History of SAHISA: Apartheid and Social Change     

The radical social changes that took place in the 1960s and ’70s presented independent schools with many new dilemmas that they brought to Conference.

The radical social changes that took place in the 1960s and ’70s presented independent schools with many new dilemmas that they brought to Conference.

  • Religion was high on the agenda in these years because it was generally felt that the faith of the students in member schools was rapidly dwindling.
  • Racial issues were also a regular topic of discussion.
  • Independent schools that were intent on admitting pupils of all races struggled with legal advisors to determine whether this could be achieved.
  •  As a temporary solution it was decided that applications to Conference schools by people of a different race should always be sent straight to the government authorities so that the refusal to grant a permit would be seen to be the doing of the state and not of the selected school.

Following are some of the developments that the conference saw during this turbulent period:

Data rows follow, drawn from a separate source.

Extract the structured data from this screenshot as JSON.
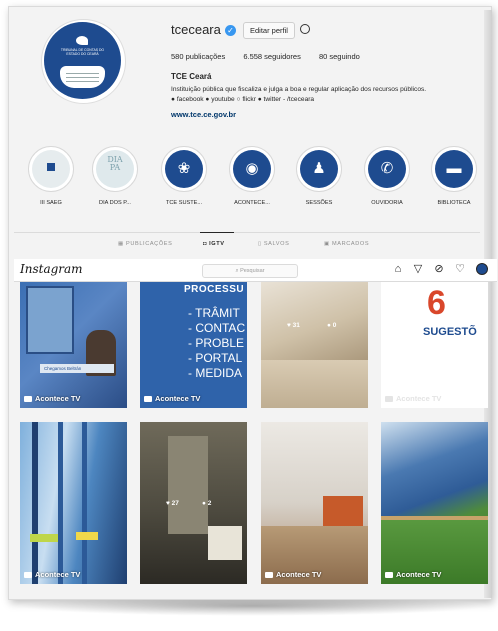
{
  "profile": {
    "username": "tceceara",
    "edit_profile_label": "Editar perfil",
    "posts_label": "580 publicações",
    "followers_label": "6.558 seguidores",
    "following_label": "80 seguindo",
    "display_name": "TCE Ceará",
    "bio_line1": "Instituição pública que fiscaliza e julga a boa e regular aplicação dos recursos públicos.",
    "bio_line2": "● facebook ● youtube ○ flickr ● twitter - /tceceara",
    "website": "www.tce.ce.gov.br",
    "avatar_text": "TRIBUNAL DE CONTAS DO ESTADO DO CEARÁ"
  },
  "highlights": [
    {
      "label": "III SAEG",
      "icon": "square-icon"
    },
    {
      "label": "DIA DOS P...",
      "icon": "text-icon"
    },
    {
      "label": "TCE SUSTE...",
      "icon": "leaf-icon"
    },
    {
      "label": "ACONTECE...",
      "icon": "tv-icon"
    },
    {
      "label": "SESSÕES",
      "icon": "people-icon"
    },
    {
      "label": "OUVIDORIA",
      "icon": "chat-icon"
    },
    {
      "label": "BIBLIOTECA",
      "icon": "book-icon"
    }
  ],
  "tabs": [
    {
      "label": "PUBLICAÇÕES",
      "active": false
    },
    {
      "label": "IGTV",
      "active": true
    },
    {
      "label": "SALVOS",
      "active": false
    },
    {
      "label": "MARCADOS",
      "active": false
    }
  ],
  "topbar": {
    "logo": "Instagram",
    "search_placeholder": "Pesquisar"
  },
  "tiles": [
    {
      "caption": "Acontece TV",
      "banner": "Chegamos Beltrán"
    },
    {
      "caption": "Acontece TV",
      "text_lines": [
        "PROCESSU",
        "- TRÂMIT",
        "- CONTAC",
        "- PROBLE",
        "- PORTAL",
        "- MEDIDA"
      ]
    },
    {
      "likes": "31",
      "comments": "0"
    },
    {
      "caption": "Acontece TV",
      "number": "6",
      "word": "SUGESTÕ"
    },
    {
      "caption": "Acontece TV"
    },
    {
      "likes": "27",
      "comments": "2"
    },
    {
      "caption": "Acontece TV"
    },
    {
      "caption": "Acontece TV"
    }
  ],
  "colors": {
    "brand_blue": "#1e4b8f",
    "link": "#00376b",
    "verified": "#3897f0"
  }
}
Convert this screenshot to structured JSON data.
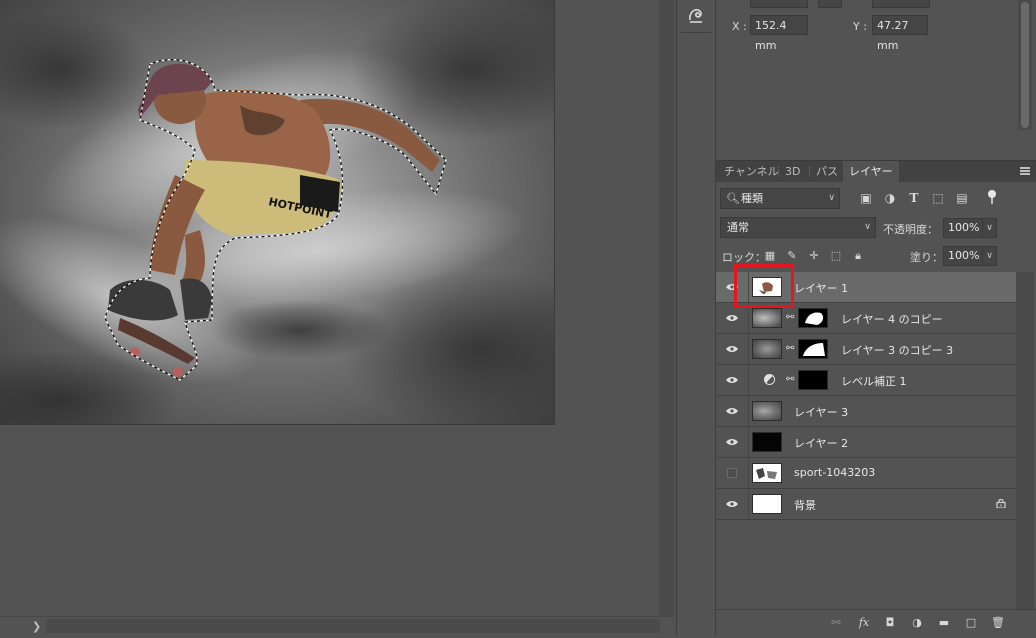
{
  "properties": {
    "x_label": "X :",
    "x_value": "152.4 mm",
    "y_label": "Y :",
    "y_value": "47.27 mm"
  },
  "tabs": [
    {
      "label": "チャンネル",
      "active": false
    },
    {
      "label": "3D",
      "active": false
    },
    {
      "label": "パス",
      "active": false
    },
    {
      "label": "レイヤー",
      "active": true
    }
  ],
  "filter": {
    "kind_label": "種類",
    "search_icon": "search-icon",
    "icons": [
      "pixel-filter-icon",
      "adjustment-filter-icon",
      "type-filter-icon",
      "shape-filter-icon",
      "smart-object-filter-icon"
    ]
  },
  "blend": {
    "mode": "通常",
    "opacity_label": "不透明度：",
    "opacity_value": "100%"
  },
  "lock": {
    "label": "ロック：",
    "fill_label": "塗り：",
    "fill_value": "100%"
  },
  "layers": [
    {
      "name": "レイヤー 1",
      "visible": true,
      "selected": true,
      "thumb": "photo-cutout"
    },
    {
      "name": "レイヤー 4 のコピー",
      "visible": true,
      "selected": false,
      "thumb": "clouds",
      "mask": true
    },
    {
      "name": "レイヤー 3 のコピー 3",
      "visible": true,
      "selected": false,
      "thumb": "clouds",
      "mask": true
    },
    {
      "name": "レベル補正 1",
      "visible": true,
      "selected": false,
      "thumb": "adjustment",
      "mask": true
    },
    {
      "name": "レイヤー 3",
      "visible": true,
      "selected": false,
      "thumb": "clouds"
    },
    {
      "name": "レイヤー 2",
      "visible": true,
      "selected": false,
      "thumb": "black"
    },
    {
      "name": "sport-1043203",
      "visible": false,
      "selected": false,
      "thumb": "photo"
    },
    {
      "name": "背景",
      "visible": true,
      "selected": false,
      "thumb": "white",
      "locked": true
    }
  ],
  "colors": {
    "panel_bg": "#535353",
    "selected_row": "#6a6a6a",
    "highlight": "#e5161e"
  }
}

  • August 1977 the Conference adopted a resolution ‘declaring it in favour of the removal of all restrictions to the admission of pupils of all races to private schools’. This resolution was sent to the Minister of Education, Dr P J G Koornhof, and the following year a limited number of non-white children entered Conference schools.
  • The conference created the Association of Private Schools of South Africa (APS) in 1974. To do away with the need for the Standing Committee of the Associated Church Schools and the Natal Private Schools Association.
  • APS was in fact the forerunner to the Independent Schools Council (ISC), and the Independent Schools Association of Southern Africa (ISASA) thereafter.